This is a bad attitude to have in all regards, because while it’s great to be excited, you forget that there’s no such thing as perfect. My friends at Stanford write me long, tormented emails about their food’s likeness to recycled cardboard; a girl I know at Berkeley calls me to complain about how her hall’s TV only plays in Spanish. I myself found MIT’s imperfections when I moved into Next House (not to mention that you can’t switch out of Next if you move here in your first year – but that’s a story for another time). We may not have fire alarms going off every month, but anyone living at Next House will tell you horror stories about our terrible, TERRIBLE showers. They have absolutely no pressure, so the water dribbles on you like it’s from a crack in the ceiling. Not only that, but the Next residents seem to lose all realization that they share the sanitation station with ten or so others the minute they get wet, and think it’s okay to leave the entire contents of their shower onto the part of the floor without a drain. At Next, you must swim before you shower.
Often times the aforementioned residents also think it’s okay to leave enough hair pooled around the drain to make you think they’d shaved a small cow.
Perhaps worst of all, we receive emails about every month telling us they’ll be shutting down all the hot water yet again to fix some eternally elusive water problem. Guys on my hall make arrangements to stay at their fraternities these nights; others (probably the people who leave puddles) think it’s not too much a price to pay to stay stinky for the day, at everyone else’s expense. Sometimes we don’t even get warning about hot water being shut off. The morning finals began, specifically on the morning of my 8.01 final that I was certain I would fail, I stepped into the shower to be greeted by water of temperatures like that of the San Francisco bay. Not a great way to start off a three-hour exam.

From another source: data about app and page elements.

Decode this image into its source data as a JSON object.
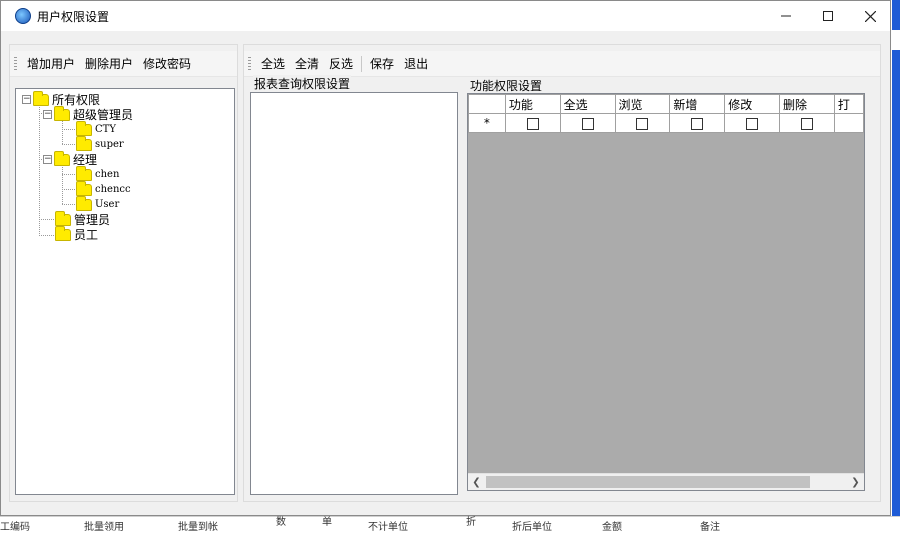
{
  "window": {
    "title": "用户权限设置",
    "icon": "app-globe-icon",
    "controls": {
      "minimize": "minimize-icon",
      "maximize": "maximize-icon",
      "close": "close-icon"
    }
  },
  "left_toolbar": {
    "add_user": "增加用户",
    "delete_user": "删除用户",
    "change_password": "修改密码"
  },
  "right_toolbar": {
    "select_all": "全选",
    "clear_all": "全清",
    "invert": "反选",
    "save": "保存",
    "exit": "退出"
  },
  "tree": {
    "root": "所有权限",
    "nodes": [
      {
        "label": "超级管理员",
        "children": [
          "CTY",
          "super"
        ]
      },
      {
        "label": "经理",
        "children": [
          "chen",
          "chencc",
          "User"
        ]
      },
      {
        "label": "管理员"
      },
      {
        "label": "员工"
      }
    ]
  },
  "report_group": {
    "label": "报表查询权限设置"
  },
  "function_group": {
    "label": "功能权限设置",
    "columns": [
      "功能",
      "全选",
      "浏览",
      "新增",
      "修改",
      "删除",
      "打"
    ],
    "new_row_marker": "*"
  },
  "background_strip": [
    "工编码",
    "批量领用",
    "批量到帐",
    "数",
    "单",
    "不计单位",
    "折",
    "折后单位",
    "金额",
    "备注"
  ],
  "colors": {
    "window_bg": "#f0f0f0",
    "grid_empty_bg": "#ababab",
    "folder": "#ffeb00",
    "accent_blue": "#1e5bd6"
  }
}
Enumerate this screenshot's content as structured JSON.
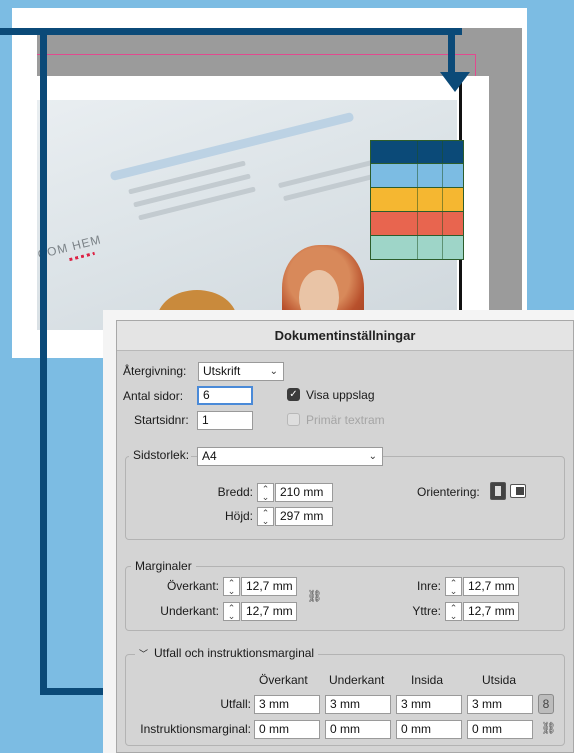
{
  "dialog": {
    "title": "Dokumentinställningar",
    "rendering_label": "Återgivning:",
    "rendering_value": "Utskrift",
    "num_pages_label": "Antal sidor:",
    "num_pages_value": "6",
    "start_page_label": "Startsidnr:",
    "start_page_value": "1",
    "facing_pages_label": "Visa uppslag",
    "facing_pages_checked": true,
    "primary_textframe_label": "Primär textram",
    "primary_textframe_checked": false
  },
  "page_size": {
    "label": "Sidstorlek:",
    "value": "A4",
    "width_label": "Bredd:",
    "width_value": "210 mm",
    "height_label": "Höjd:",
    "height_value": "297 mm",
    "orientation_label": "Orientering:"
  },
  "margins": {
    "title": "Marginaler",
    "top_label": "Överkant:",
    "top_value": "12,7 mm",
    "bottom_label": "Underkant:",
    "bottom_value": "12,7 mm",
    "inside_label": "Inre:",
    "inside_value": "12,7 mm",
    "outside_label": "Yttre:",
    "outside_value": "12,7 mm"
  },
  "bleed": {
    "title": "Utfall och instruktionsmarginal",
    "columns": [
      "Överkant",
      "Underkant",
      "Insida",
      "Utsida"
    ],
    "bleed_label": "Utfall:",
    "bleed_values": [
      "3 mm",
      "3 mm",
      "3 mm",
      "3 mm"
    ],
    "slug_label": "Instruktionsmarginal:",
    "slug_values": [
      "0 mm",
      "0 mm",
      "0 mm",
      "0 mm"
    ]
  },
  "colors": {
    "background": "#7cbce3",
    "arrow": "#0b4a78",
    "swatches": [
      "#0b4a78",
      "#7cbce3",
      "#f5b731",
      "#e8654f",
      "#9ed5c8"
    ]
  }
}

But don’t listen to me. Zach Ozer (Zozer) ’07, chairman of The Tech, can probably tell you about it better than I can. Here’s an email he sent out to Next Forum, our mailing list, about a week ago:
“Does anyone remember how, when the
elevator broke at BC, everyone affected got a refund of $25 in
TechCash from LarryBen’s Cookie Fund (http://www-tech.mit.edu/V125/PDF/N16.pdf)?
Since I’ve been here, I can’t even count the number of water shutdowns.
But I almost can :)
Here are my records… anyone with more complete records, please, by all
means fill in the blanks.
Total Shutdowns (Hot, cold, or both):
May 13, 2005
August 17, 2005
September 23, 2005
October 27, 2005
January 4, 2005
July 25th, 2006
August 23-24, 2006
September 13, 2006
October 17, 2006
December 8th, 2006
January 10, 2007
January 30, 2007
Partial (1+ bathroom afftected)
April 11th, 2005
September 9-26, 2005
Nov. 8th, 2005
Dec 6, 2006
Jan 11, 2006
If you read this as I do, we’re averaging 5 complete shutdowns per
year and 2.5 partial shutdowns. If your car broke down for a day 5
times in a year and wasn’t performing right 2.5 times per year, you’d
be able to return it under a lemon law.
Can we return Next House?
No. But someone from NextExec should raise hell about this.”
Now, I’m not saying that there might be some reason to why that guy I had to stand next to in chorus always smelled like old yogurt. MIT does have excellent showers in its other dorms (some of which have their own bathroom per room) and especially at the Z Center (they have great pressure!). But as someone who likes to enjoy a hot shower every morning, I’m almost definitely moving to another dorm next year. So to sum up, don’t get tunnel vision; your dream school most certainly isn’t going to be flawless. I’m here to share the wisdom I gain from college with you, so here it is: don’t be shocked when you get there to find everything’s not always puppies and rainbows. And pressurized hot showers.